“But there’s a lot more to Australians who play golf than meets the eye. For one thing, they are dramatically more likely than the average Aussie to participate in a wide range of other sports as well, from cricket and skiing to tennis and soccer. Not surprisingly, an above-average proportion report that they are ‘always very active on holidays’ — with a correspondingly below-average proportion agreeing that they ‘like to do as little as possible’ on holiday). And that’s just for starters.

“With the kind of in-depth demographic, attitudinal and behavioural insights that only Roy Morgan can provide, destination marketers stand a greater chance of understanding this lucrative niche market on and off the golf course, thereby enabling them to devise more targeted communications.”


* NB: A note on socio-economic quintiles: Roy Morgan Single Source collects thousands of data points from each survey respondent, allowing us to segment the Australian population in many ways. Socio-economic quintiles segment the population based on education, income and occupation, with AB being the top-scoring quintile and FG being the lowest.

For comments or more information please contact:
Roy Morgan - Enquiries
Office: +61 (03) 9224 5309
askroymorgan@roymorgan.com


About Roy Morgan

Roy Morgan is the largest independent Australian research company, with offices throughout Australia, as well as in Indonesia, the United States and the United Kingdom. A full service research organisation specialising in omnibus and syndicated data, Roy Morgan has over 70 years’ experience in collecting objective, independent information on consumers.

Margin of Error

The margin of error to be allowed for in any estimate depends mainly on the number of interviews on which it is based. Margin of error gives indications of the likely range within which estimates would be 95% likely to fall, expressed as the number of percentage points above or below the actual estimate. Allowance for design effects (such as stratification and weighting) should be made as appropriate.

Sample Size

Percentage Estimate

40%-60%

25% or 75%

10% or 90%

5% or 95%

1,000

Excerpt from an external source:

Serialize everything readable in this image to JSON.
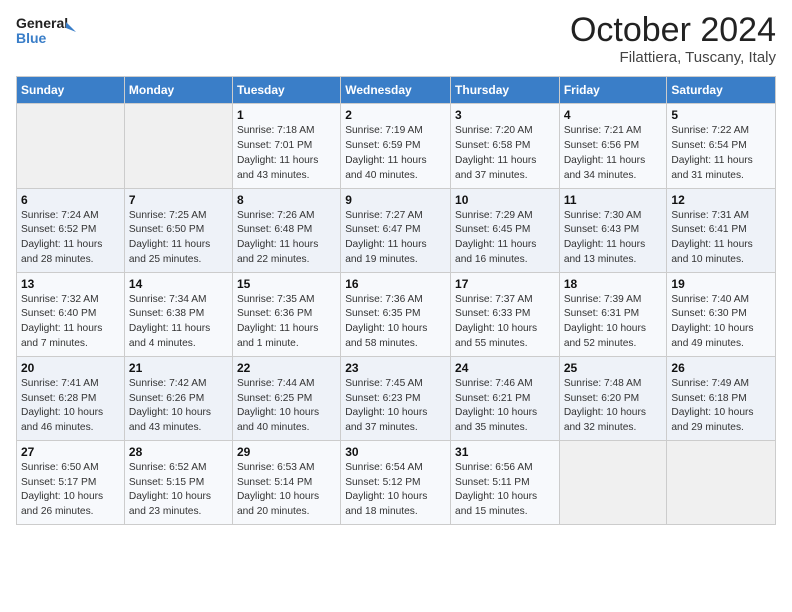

±3.0

±2.7

±1.9

±1.3

5,000

±1.4

±1.2

±0.8

±0.6

7,500

±1.1

±1.0

±0.7

±0.5

10,000

±1.0

±0.9

±0.6

±0.4

20,000

±0.7

±0.6

±0.4

±0.3

50,000

±0.4

±0.4

±0.3

±0.2